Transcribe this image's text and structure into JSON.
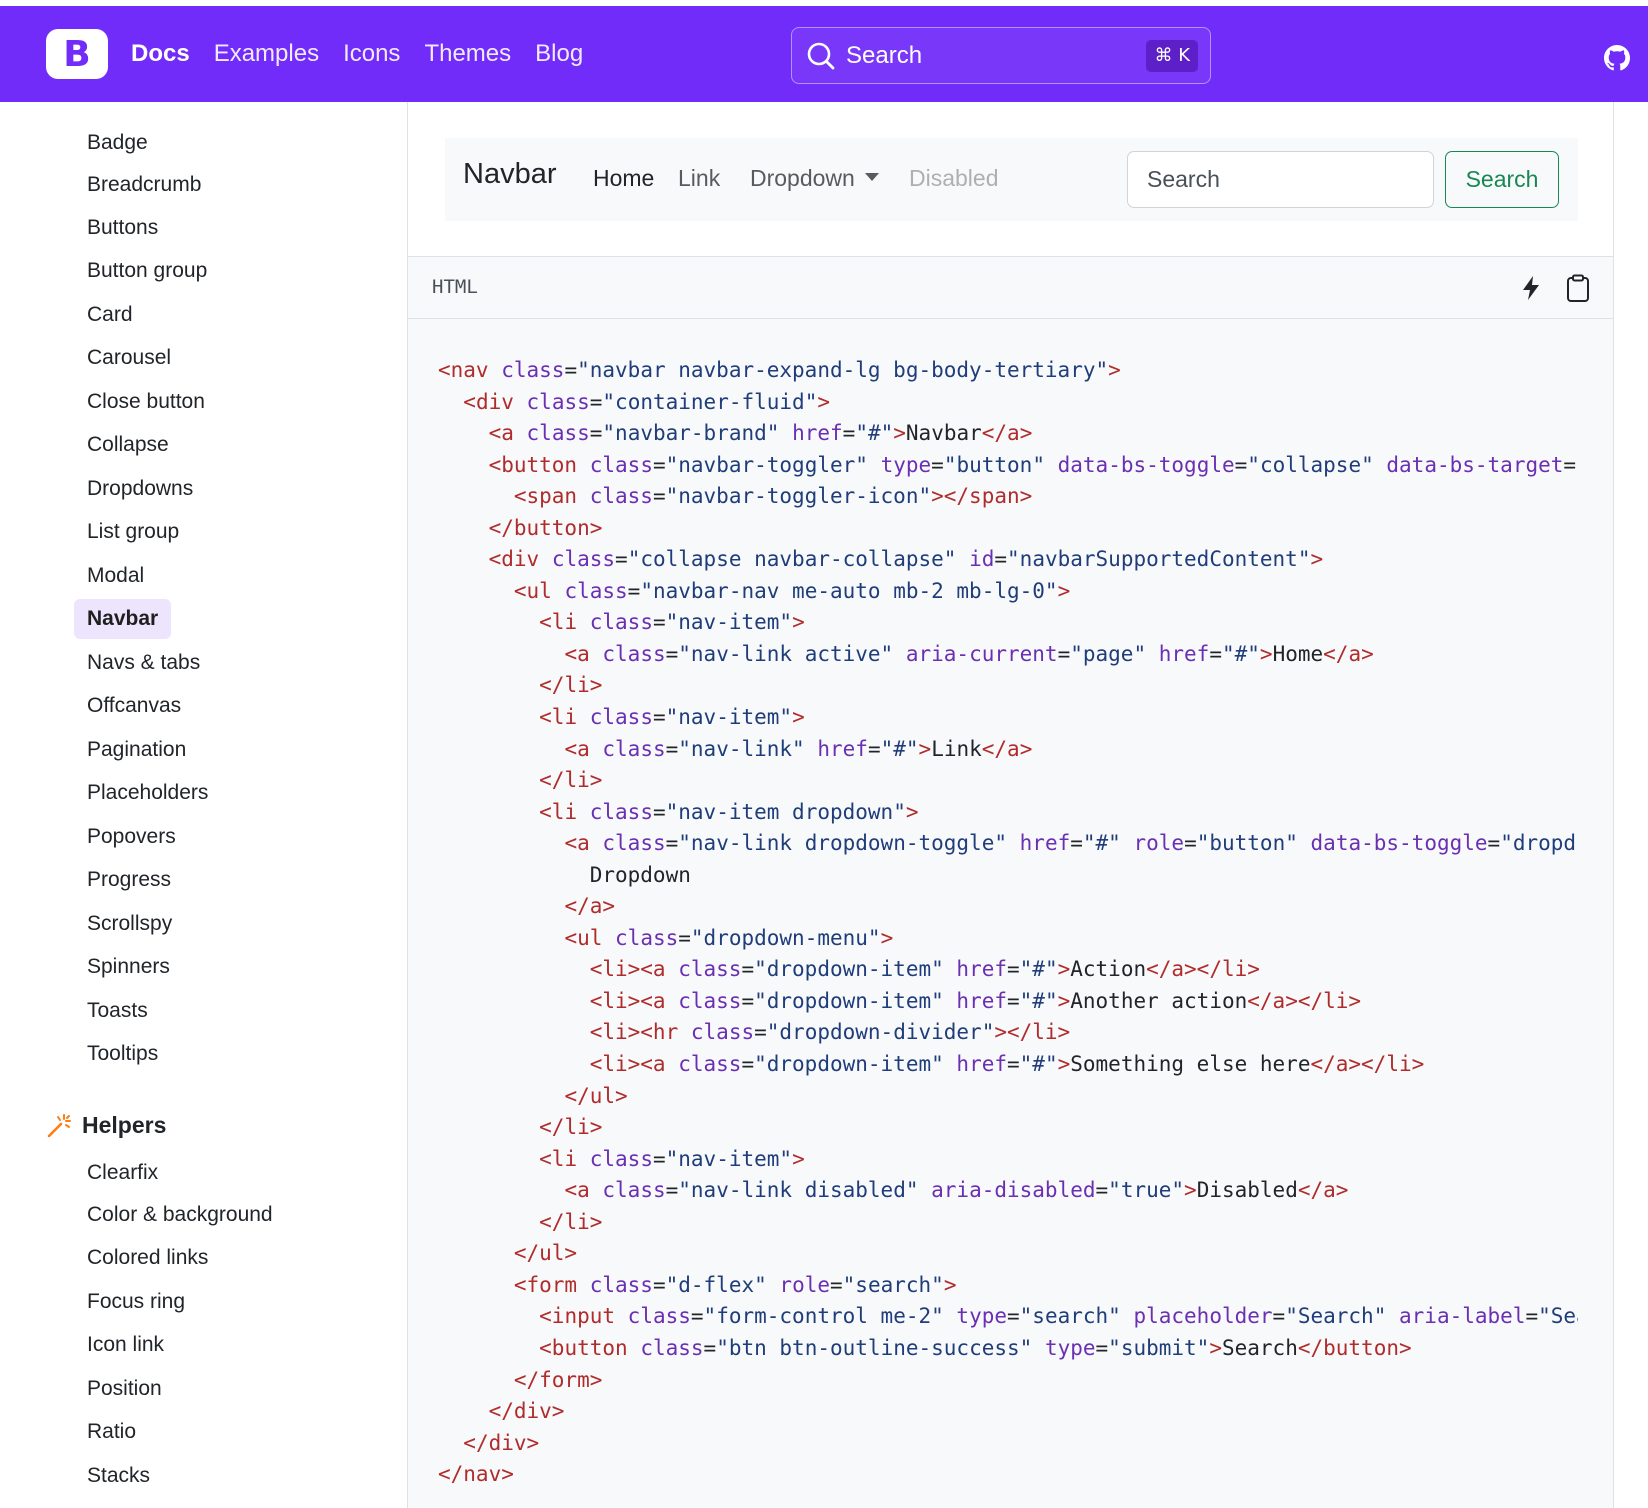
{
  "topbar": {
    "logo": "B",
    "nav": [
      {
        "label": "Docs",
        "active": true
      },
      {
        "label": "Examples"
      },
      {
        "label": "Icons"
      },
      {
        "label": "Themes"
      },
      {
        "label": "Blog"
      }
    ],
    "search_label": "Search",
    "search_shortcut": "⌘ K",
    "icons": [
      "search-icon",
      "github-icon"
    ],
    "accent_color": "#712cf9"
  },
  "sidebar": {
    "items": [
      "Badge",
      "Breadcrumb",
      "Buttons",
      "Button group",
      "Card",
      "Carousel",
      "Close button",
      "Collapse",
      "Dropdowns",
      "List group",
      "Modal",
      "Navbar",
      "Navs & tabs",
      "Offcanvas",
      "Pagination",
      "Placeholders",
      "Popovers",
      "Progress",
      "Scrollspy",
      "Spinners",
      "Toasts",
      "Tooltips"
    ],
    "active_item": "Navbar",
    "helpers_heading": "Helpers",
    "helpers_items": [
      "Clearfix",
      "Color & background",
      "Colored links",
      "Focus ring",
      "Icon link",
      "Position",
      "Ratio",
      "Stacks"
    ]
  },
  "example": {
    "brand": "Navbar",
    "links": [
      "Home",
      "Link",
      "Dropdown",
      "Disabled"
    ],
    "search_placeholder": "Search",
    "search_button": "Search",
    "button_color": "#198754"
  },
  "code": {
    "language": "HTML",
    "lines": [
      [
        [
          "t",
          "<nav"
        ],
        [
          "p",
          " "
        ],
        [
          "a",
          "class"
        ],
        [
          "p",
          "="
        ],
        [
          "s",
          "\"navbar navbar-expand-lg bg-body-tertiary\""
        ],
        [
          "t",
          ">"
        ]
      ],
      [
        [
          "p",
          "  "
        ],
        [
          "t",
          "<div"
        ],
        [
          "p",
          " "
        ],
        [
          "a",
          "class"
        ],
        [
          "p",
          "="
        ],
        [
          "s",
          "\"container-fluid\""
        ],
        [
          "t",
          ">"
        ]
      ],
      [
        [
          "p",
          "    "
        ],
        [
          "t",
          "<a"
        ],
        [
          "p",
          " "
        ],
        [
          "a",
          "class"
        ],
        [
          "p",
          "="
        ],
        [
          "s",
          "\"navbar-brand\""
        ],
        [
          "p",
          " "
        ],
        [
          "a",
          "href"
        ],
        [
          "p",
          "="
        ],
        [
          "s",
          "\"#\""
        ],
        [
          "t",
          ">"
        ],
        [
          "p",
          "Navbar"
        ],
        [
          "t",
          "</a>"
        ]
      ],
      [
        [
          "p",
          "    "
        ],
        [
          "t",
          "<button"
        ],
        [
          "p",
          " "
        ],
        [
          "a",
          "class"
        ],
        [
          "p",
          "="
        ],
        [
          "s",
          "\"navbar-toggler\""
        ],
        [
          "p",
          " "
        ],
        [
          "a",
          "type"
        ],
        [
          "p",
          "="
        ],
        [
          "s",
          "\"button\""
        ],
        [
          "p",
          " "
        ],
        [
          "a",
          "data-bs-toggle"
        ],
        [
          "p",
          "="
        ],
        [
          "s",
          "\"collapse\""
        ],
        [
          "p",
          " "
        ],
        [
          "a",
          "data-bs-target"
        ],
        [
          "p",
          "="
        ],
        [
          "s",
          "'"
        ]
      ],
      [
        [
          "p",
          "      "
        ],
        [
          "t",
          "<span"
        ],
        [
          "p",
          " "
        ],
        [
          "a",
          "class"
        ],
        [
          "p",
          "="
        ],
        [
          "s",
          "\"navbar-toggler-icon\""
        ],
        [
          "t",
          "></span>"
        ]
      ],
      [
        [
          "p",
          "    "
        ],
        [
          "t",
          "</button>"
        ]
      ],
      [
        [
          "p",
          "    "
        ],
        [
          "t",
          "<div"
        ],
        [
          "p",
          " "
        ],
        [
          "a",
          "class"
        ],
        [
          "p",
          "="
        ],
        [
          "s",
          "\"collapse navbar-collapse\""
        ],
        [
          "p",
          " "
        ],
        [
          "a",
          "id"
        ],
        [
          "p",
          "="
        ],
        [
          "s",
          "\"navbarSupportedContent\""
        ],
        [
          "t",
          ">"
        ]
      ],
      [
        [
          "p",
          "      "
        ],
        [
          "t",
          "<ul"
        ],
        [
          "p",
          " "
        ],
        [
          "a",
          "class"
        ],
        [
          "p",
          "="
        ],
        [
          "s",
          "\"navbar-nav me-auto mb-2 mb-lg-0\""
        ],
        [
          "t",
          ">"
        ]
      ],
      [
        [
          "p",
          "        "
        ],
        [
          "t",
          "<li"
        ],
        [
          "p",
          " "
        ],
        [
          "a",
          "class"
        ],
        [
          "p",
          "="
        ],
        [
          "s",
          "\"nav-item\""
        ],
        [
          "t",
          ">"
        ]
      ],
      [
        [
          "p",
          "          "
        ],
        [
          "t",
          "<a"
        ],
        [
          "p",
          " "
        ],
        [
          "a",
          "class"
        ],
        [
          "p",
          "="
        ],
        [
          "s",
          "\"nav-link active\""
        ],
        [
          "p",
          " "
        ],
        [
          "a",
          "aria-current"
        ],
        [
          "p",
          "="
        ],
        [
          "s",
          "\"page\""
        ],
        [
          "p",
          " "
        ],
        [
          "a",
          "href"
        ],
        [
          "p",
          "="
        ],
        [
          "s",
          "\"#\""
        ],
        [
          "t",
          ">"
        ],
        [
          "p",
          "Home"
        ],
        [
          "t",
          "</a>"
        ]
      ],
      [
        [
          "p",
          "        "
        ],
        [
          "t",
          "</li>"
        ]
      ],
      [
        [
          "p",
          "        "
        ],
        [
          "t",
          "<li"
        ],
        [
          "p",
          " "
        ],
        [
          "a",
          "class"
        ],
        [
          "p",
          "="
        ],
        [
          "s",
          "\"nav-item\""
        ],
        [
          "t",
          ">"
        ]
      ],
      [
        [
          "p",
          "          "
        ],
        [
          "t",
          "<a"
        ],
        [
          "p",
          " "
        ],
        [
          "a",
          "class"
        ],
        [
          "p",
          "="
        ],
        [
          "s",
          "\"nav-link\""
        ],
        [
          "p",
          " "
        ],
        [
          "a",
          "href"
        ],
        [
          "p",
          "="
        ],
        [
          "s",
          "\"#\""
        ],
        [
          "t",
          ">"
        ],
        [
          "p",
          "Link"
        ],
        [
          "t",
          "</a>"
        ]
      ],
      [
        [
          "p",
          "        "
        ],
        [
          "t",
          "</li>"
        ]
      ],
      [
        [
          "p",
          "        "
        ],
        [
          "t",
          "<li"
        ],
        [
          "p",
          " "
        ],
        [
          "a",
          "class"
        ],
        [
          "p",
          "="
        ],
        [
          "s",
          "\"nav-item dropdown\""
        ],
        [
          "t",
          ">"
        ]
      ],
      [
        [
          "p",
          "          "
        ],
        [
          "t",
          "<a"
        ],
        [
          "p",
          " "
        ],
        [
          "a",
          "class"
        ],
        [
          "p",
          "="
        ],
        [
          "s",
          "\"nav-link dropdown-toggle\""
        ],
        [
          "p",
          " "
        ],
        [
          "a",
          "href"
        ],
        [
          "p",
          "="
        ],
        [
          "s",
          "\"#\""
        ],
        [
          "p",
          " "
        ],
        [
          "a",
          "role"
        ],
        [
          "p",
          "="
        ],
        [
          "s",
          "\"button\""
        ],
        [
          "p",
          " "
        ],
        [
          "a",
          "data-bs-toggle"
        ],
        [
          "p",
          "="
        ],
        [
          "s",
          "\"dropdc"
        ]
      ],
      [
        [
          "p",
          "            Dropdown"
        ]
      ],
      [
        [
          "p",
          "          "
        ],
        [
          "t",
          "</a>"
        ]
      ],
      [
        [
          "p",
          "          "
        ],
        [
          "t",
          "<ul"
        ],
        [
          "p",
          " "
        ],
        [
          "a",
          "class"
        ],
        [
          "p",
          "="
        ],
        [
          "s",
          "\"dropdown-menu\""
        ],
        [
          "t",
          ">"
        ]
      ],
      [
        [
          "p",
          "            "
        ],
        [
          "t",
          "<li><a"
        ],
        [
          "p",
          " "
        ],
        [
          "a",
          "class"
        ],
        [
          "p",
          "="
        ],
        [
          "s",
          "\"dropdown-item\""
        ],
        [
          "p",
          " "
        ],
        [
          "a",
          "href"
        ],
        [
          "p",
          "="
        ],
        [
          "s",
          "\"#\""
        ],
        [
          "t",
          ">"
        ],
        [
          "p",
          "Action"
        ],
        [
          "t",
          "</a></li>"
        ]
      ],
      [
        [
          "p",
          "            "
        ],
        [
          "t",
          "<li><a"
        ],
        [
          "p",
          " "
        ],
        [
          "a",
          "class"
        ],
        [
          "p",
          "="
        ],
        [
          "s",
          "\"dropdown-item\""
        ],
        [
          "p",
          " "
        ],
        [
          "a",
          "href"
        ],
        [
          "p",
          "="
        ],
        [
          "s",
          "\"#\""
        ],
        [
          "t",
          ">"
        ],
        [
          "p",
          "Another action"
        ],
        [
          "t",
          "</a></li>"
        ]
      ],
      [
        [
          "p",
          "            "
        ],
        [
          "t",
          "<li><hr"
        ],
        [
          "p",
          " "
        ],
        [
          "a",
          "class"
        ],
        [
          "p",
          "="
        ],
        [
          "s",
          "\"dropdown-divider\""
        ],
        [
          "t",
          "></li>"
        ]
      ],
      [
        [
          "p",
          "            "
        ],
        [
          "t",
          "<li><a"
        ],
        [
          "p",
          " "
        ],
        [
          "a",
          "class"
        ],
        [
          "p",
          "="
        ],
        [
          "s",
          "\"dropdown-item\""
        ],
        [
          "p",
          " "
        ],
        [
          "a",
          "href"
        ],
        [
          "p",
          "="
        ],
        [
          "s",
          "\"#\""
        ],
        [
          "t",
          ">"
        ],
        [
          "p",
          "Something else here"
        ],
        [
          "t",
          "</a></li>"
        ]
      ],
      [
        [
          "p",
          "          "
        ],
        [
          "t",
          "</ul>"
        ]
      ],
      [
        [
          "p",
          "        "
        ],
        [
          "t",
          "</li>"
        ]
      ],
      [
        [
          "p",
          "        "
        ],
        [
          "t",
          "<li"
        ],
        [
          "p",
          " "
        ],
        [
          "a",
          "class"
        ],
        [
          "p",
          "="
        ],
        [
          "s",
          "\"nav-item\""
        ],
        [
          "t",
          ">"
        ]
      ],
      [
        [
          "p",
          "          "
        ],
        [
          "t",
          "<a"
        ],
        [
          "p",
          " "
        ],
        [
          "a",
          "class"
        ],
        [
          "p",
          "="
        ],
        [
          "s",
          "\"nav-link disabled\""
        ],
        [
          "p",
          " "
        ],
        [
          "a",
          "aria-disabled"
        ],
        [
          "p",
          "="
        ],
        [
          "s",
          "\"true\""
        ],
        [
          "t",
          ">"
        ],
        [
          "p",
          "Disabled"
        ],
        [
          "t",
          "</a>"
        ]
      ],
      [
        [
          "p",
          "        "
        ],
        [
          "t",
          "</li>"
        ]
      ],
      [
        [
          "p",
          "      "
        ],
        [
          "t",
          "</ul>"
        ]
      ],
      [
        [
          "p",
          "      "
        ],
        [
          "t",
          "<form"
        ],
        [
          "p",
          " "
        ],
        [
          "a",
          "class"
        ],
        [
          "p",
          "="
        ],
        [
          "s",
          "\"d-flex\""
        ],
        [
          "p",
          " "
        ],
        [
          "a",
          "role"
        ],
        [
          "p",
          "="
        ],
        [
          "s",
          "\"search\""
        ],
        [
          "t",
          ">"
        ]
      ],
      [
        [
          "p",
          "        "
        ],
        [
          "t",
          "<input"
        ],
        [
          "p",
          " "
        ],
        [
          "a",
          "class"
        ],
        [
          "p",
          "="
        ],
        [
          "s",
          "\"form-control me-2\""
        ],
        [
          "p",
          " "
        ],
        [
          "a",
          "type"
        ],
        [
          "p",
          "="
        ],
        [
          "s",
          "\"search\""
        ],
        [
          "p",
          " "
        ],
        [
          "a",
          "placeholder"
        ],
        [
          "p",
          "="
        ],
        [
          "s",
          "\"Search\""
        ],
        [
          "p",
          " "
        ],
        [
          "a",
          "aria-label"
        ],
        [
          "p",
          "="
        ],
        [
          "s",
          "\"Sea"
        ]
      ],
      [
        [
          "p",
          "        "
        ],
        [
          "t",
          "<button"
        ],
        [
          "p",
          " "
        ],
        [
          "a",
          "class"
        ],
        [
          "p",
          "="
        ],
        [
          "s",
          "\"btn btn-outline-success\""
        ],
        [
          "p",
          " "
        ],
        [
          "a",
          "type"
        ],
        [
          "p",
          "="
        ],
        [
          "s",
          "\"submit\""
        ],
        [
          "t",
          ">"
        ],
        [
          "p",
          "Search"
        ],
        [
          "t",
          "</button>"
        ]
      ],
      [
        [
          "p",
          "      "
        ],
        [
          "t",
          "</form>"
        ]
      ],
      [
        [
          "p",
          "    "
        ],
        [
          "t",
          "</div>"
        ]
      ],
      [
        [
          "p",
          "  "
        ],
        [
          "t",
          "</div>"
        ]
      ],
      [
        [
          "t",
          "</nav>"
        ]
      ]
    ]
  }
}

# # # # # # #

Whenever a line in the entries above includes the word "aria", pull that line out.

          "aria-current"
          "aria-disabled"
          "aria-label"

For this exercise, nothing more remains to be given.